Segment Open
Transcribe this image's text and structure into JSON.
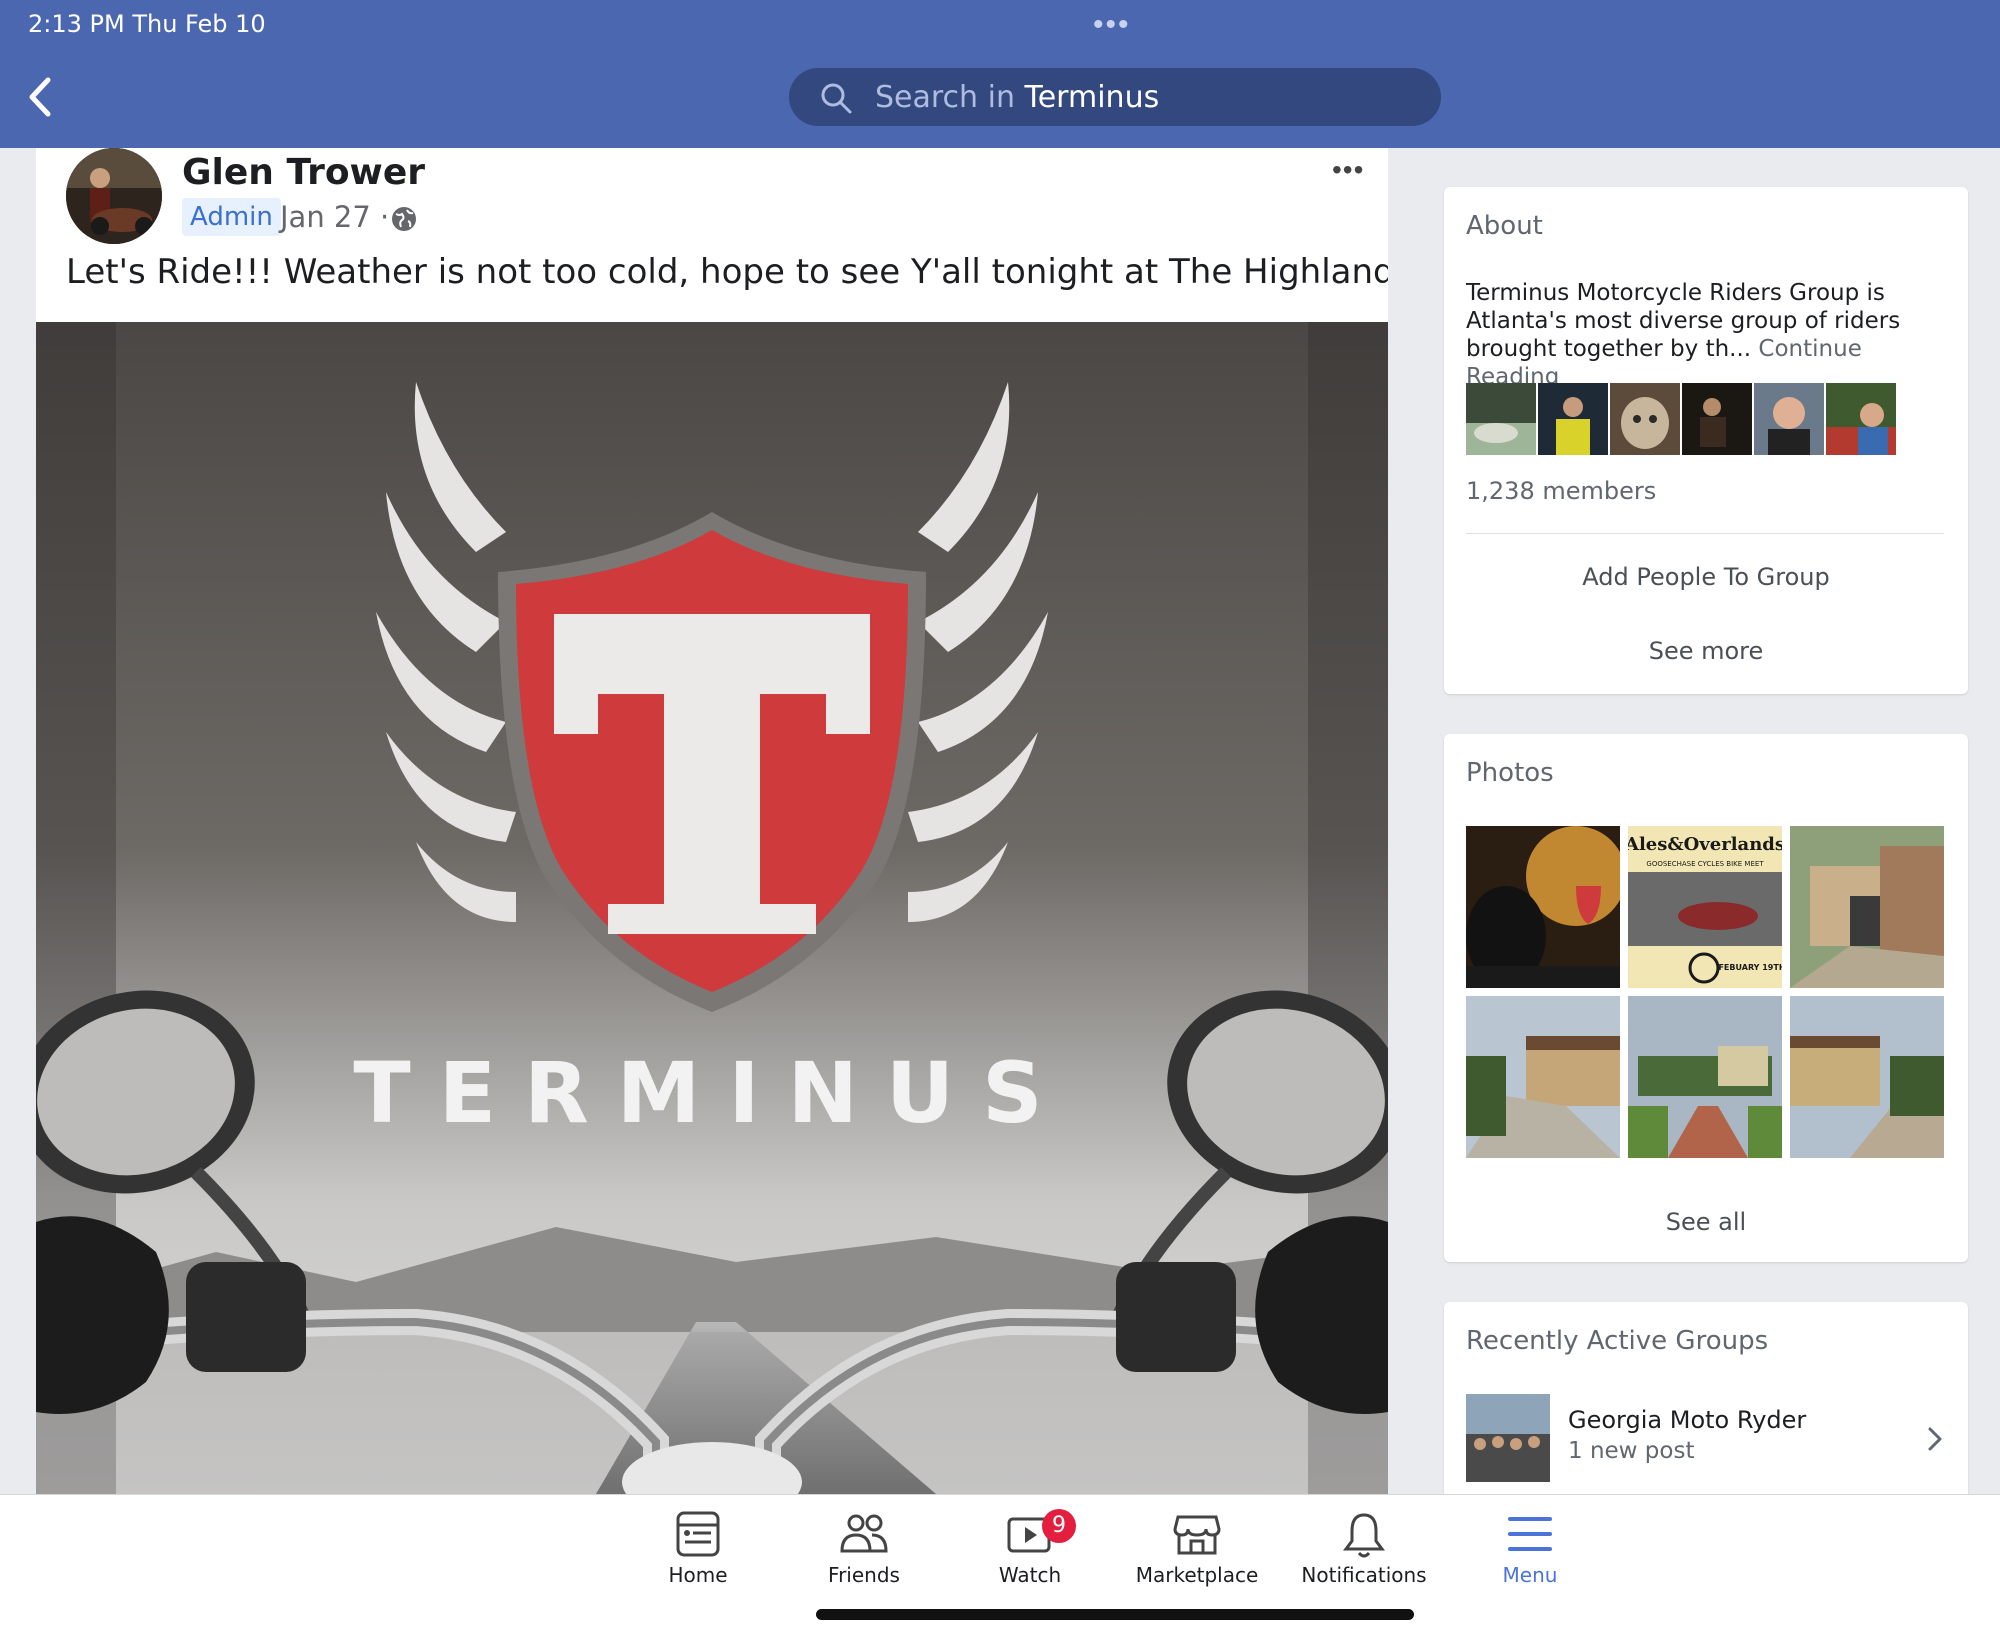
{
  "status_bar": {
    "time": "2:13 PM   Thu Feb 10"
  },
  "search": {
    "prefix": "Search in ",
    "group": "Terminus"
  },
  "post": {
    "author": "Glen Trower",
    "role": "Admin",
    "date": "Jan 27 ·",
    "text": "Let's Ride!!! Weather is not too cold, hope to see Y'all tonight at The Highlander!",
    "image_text": "TERMINUS"
  },
  "about": {
    "title": "About",
    "description": "Terminus Motorcycle Riders Group is Atlanta's most diverse group of riders brought together by th...",
    "continue": "Continue Reading",
    "members_count": "1,238 members",
    "add_people": "Add People To Group",
    "see_more": "See more"
  },
  "photos": {
    "title": "Photos",
    "see_all": "See all",
    "photo2_title": "Ales&Overlands",
    "photo2_subtitle": "GOOSECHASE CYCLES BIKE MEET",
    "photo2_date": "FEBUARY 19TH"
  },
  "recent": {
    "title": "Recently Active Groups",
    "group_name": "Georgia Moto Ryder",
    "group_sub": "1 new post"
  },
  "tabs": {
    "home": "Home",
    "friends": "Friends",
    "watch": "Watch",
    "watch_badge": "9",
    "marketplace": "Marketplace",
    "notifications": "Notifications",
    "menu": "Menu"
  }
}
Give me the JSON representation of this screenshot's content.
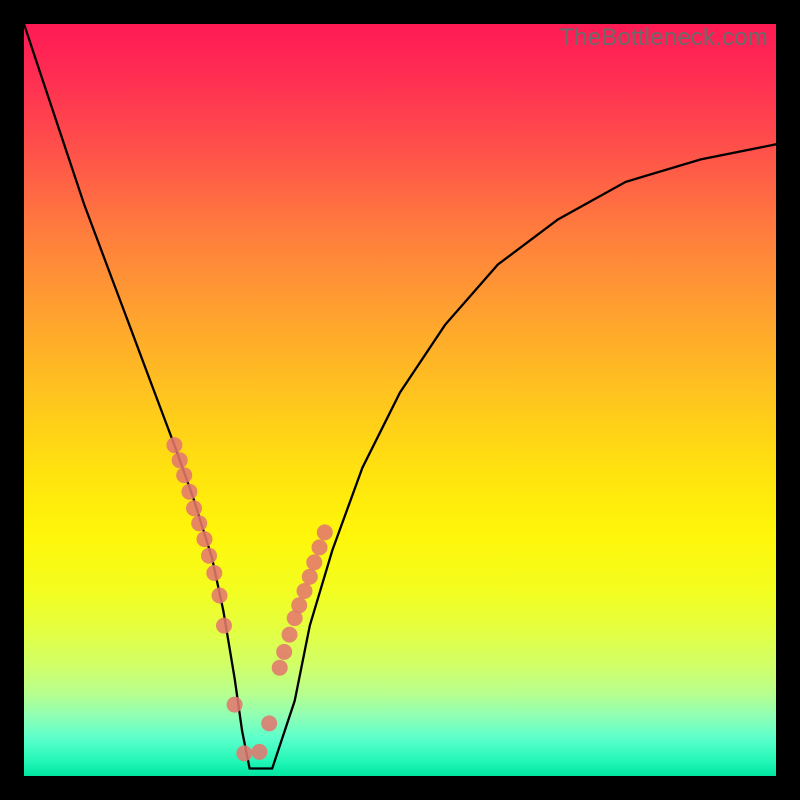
{
  "watermark": "TheBottleneck.com",
  "colors": {
    "frame": "#000000",
    "curve": "#000000",
    "dot": "#e3786e",
    "gradient_top": "#ff1a54",
    "gradient_mid": "#ffe40e",
    "gradient_bottom": "#00e5a0"
  },
  "chart_data": {
    "type": "line",
    "title": "",
    "xlabel": "",
    "ylabel": "",
    "xlim": [
      0,
      100
    ],
    "ylim": [
      0,
      100
    ],
    "note": "Axes are normalized percentages of the plot area; no tick labels are drawn in the image.",
    "series": [
      {
        "name": "bottleneck-curve",
        "x": [
          0,
          2,
          5,
          8,
          11,
          14,
          17,
          20,
          22.5,
          25,
          26.5,
          28,
          29,
          30,
          33,
          36,
          38,
          41,
          45,
          50,
          56,
          63,
          71,
          80,
          90,
          100
        ],
        "y": [
          100,
          94,
          85,
          76,
          68,
          60,
          52,
          44,
          37,
          29,
          22,
          13,
          6,
          1,
          1,
          10,
          20,
          30,
          41,
          51,
          60,
          68,
          74,
          79,
          82,
          84
        ]
      }
    ],
    "scatter_dots": {
      "name": "highlight-dots",
      "x": [
        20.0,
        20.7,
        21.3,
        22.0,
        22.6,
        23.3,
        24.0,
        24.6,
        25.3,
        26.0,
        26.6,
        28.0,
        29.3,
        31.3,
        32.6,
        34.0,
        34.6,
        35.3,
        36.0,
        36.6,
        37.3,
        38.0,
        38.6,
        39.3,
        40.0
      ],
      "y": [
        44.0,
        42.0,
        40.0,
        37.8,
        35.6,
        33.6,
        31.5,
        29.3,
        27.0,
        24.0,
        20.0,
        9.5,
        3.0,
        3.2,
        7.0,
        14.4,
        16.5,
        18.8,
        21.0,
        22.7,
        24.6,
        26.5,
        28.4,
        30.4,
        32.4
      ]
    }
  }
}
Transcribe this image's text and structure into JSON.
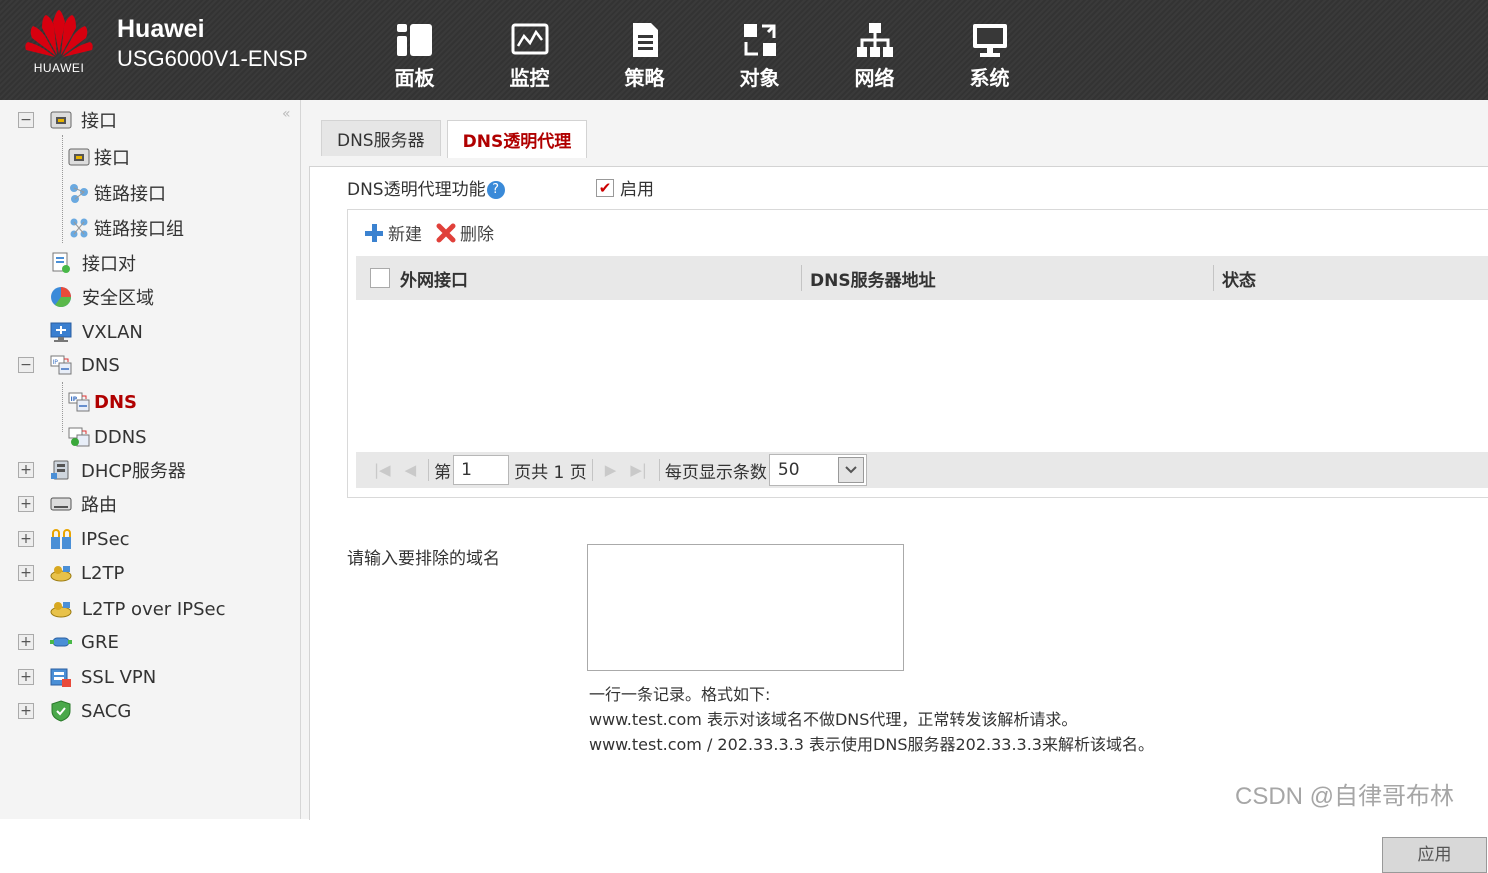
{
  "header": {
    "logo_text": "HUAWEI",
    "brand_name": "Huawei",
    "device_model": "USG6000V1-ENSP",
    "nav": [
      {
        "label": "面板",
        "icon": "dashboard-icon"
      },
      {
        "label": "监控",
        "icon": "monitor-icon"
      },
      {
        "label": "策略",
        "icon": "policy-icon"
      },
      {
        "label": "对象",
        "icon": "object-icon"
      },
      {
        "label": "网络",
        "icon": "network-icon"
      },
      {
        "label": "系统",
        "icon": "system-icon"
      }
    ],
    "active_nav": "网络"
  },
  "sidebar": {
    "collapse_glyph": "«",
    "items": [
      {
        "label": "接口",
        "toggle": "−",
        "icon": "interface-icon"
      },
      {
        "label": "接口",
        "icon": "interface-icon"
      },
      {
        "label": "链路接口",
        "icon": "link-interface-icon"
      },
      {
        "label": "链路接口组",
        "icon": "link-group-icon"
      },
      {
        "label": "接口对",
        "icon": "interface-pair-icon"
      },
      {
        "label": "安全区域",
        "icon": "security-zone-icon"
      },
      {
        "label": "VXLAN",
        "icon": "vxlan-icon"
      },
      {
        "label": "DNS",
        "toggle": "−",
        "icon": "dns-icon"
      },
      {
        "label": "DNS",
        "icon": "dns-icon",
        "active": true
      },
      {
        "label": "DDNS",
        "icon": "ddns-icon"
      },
      {
        "label": "DHCP服务器",
        "toggle": "+",
        "icon": "dhcp-icon"
      },
      {
        "label": "路由",
        "toggle": "+",
        "icon": "router-icon"
      },
      {
        "label": "IPSec",
        "toggle": "+",
        "icon": "ipsec-icon"
      },
      {
        "label": "L2TP",
        "toggle": "+",
        "icon": "l2tp-icon"
      },
      {
        "label": "L2TP over IPSec",
        "icon": "l2tp-ipsec-icon"
      },
      {
        "label": "GRE",
        "toggle": "+",
        "icon": "gre-icon"
      },
      {
        "label": "SSL VPN",
        "toggle": "+",
        "icon": "ssl-vpn-icon"
      },
      {
        "label": "SACG",
        "toggle": "+",
        "icon": "sacg-icon"
      }
    ]
  },
  "tabs": [
    {
      "label": "DNS服务器"
    },
    {
      "label": "DNS透明代理",
      "active": true
    }
  ],
  "feature": {
    "label": "DNS透明代理功能",
    "help": "?",
    "enable_label": "启用",
    "enabled": true,
    "check_glyph": "✔"
  },
  "grid": {
    "toolbar": {
      "new_label": "新建",
      "delete_label": "删除"
    },
    "columns": [
      "外网接口",
      "DNS服务器地址",
      "状态"
    ],
    "rows": [],
    "pager": {
      "page_prefix": "第",
      "page_value": "1",
      "page_total_text": "页共 1 页",
      "per_page_label": "每页显示条数",
      "per_page_value": "50",
      "first": "|◀",
      "prev": "◀",
      "next": "▶",
      "last": "▶|"
    }
  },
  "exclude": {
    "label": "请输入要排除的域名",
    "value": "",
    "hint_lines": [
      "一行一条记录。格式如下:",
      "www.test.com 表示对该域名不做DNS代理，正常转发该解析请求。",
      "www.test.com / 202.33.3.3 表示使用DNS服务器202.33.3.3来解析该域名。"
    ]
  },
  "apply_label": "应用",
  "watermark": "CSDN @自律哥布林",
  "colors": {
    "accent": "#b00000",
    "header_bg": "#383838",
    "logo_red": "#d7000f"
  }
}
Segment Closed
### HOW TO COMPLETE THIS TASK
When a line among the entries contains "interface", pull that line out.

### RESPONSE
        "icon": "interface-icon"
        "icon": "interface-icon"
        "icon": "link-interface-icon"
        "icon": "interface-pair-icon"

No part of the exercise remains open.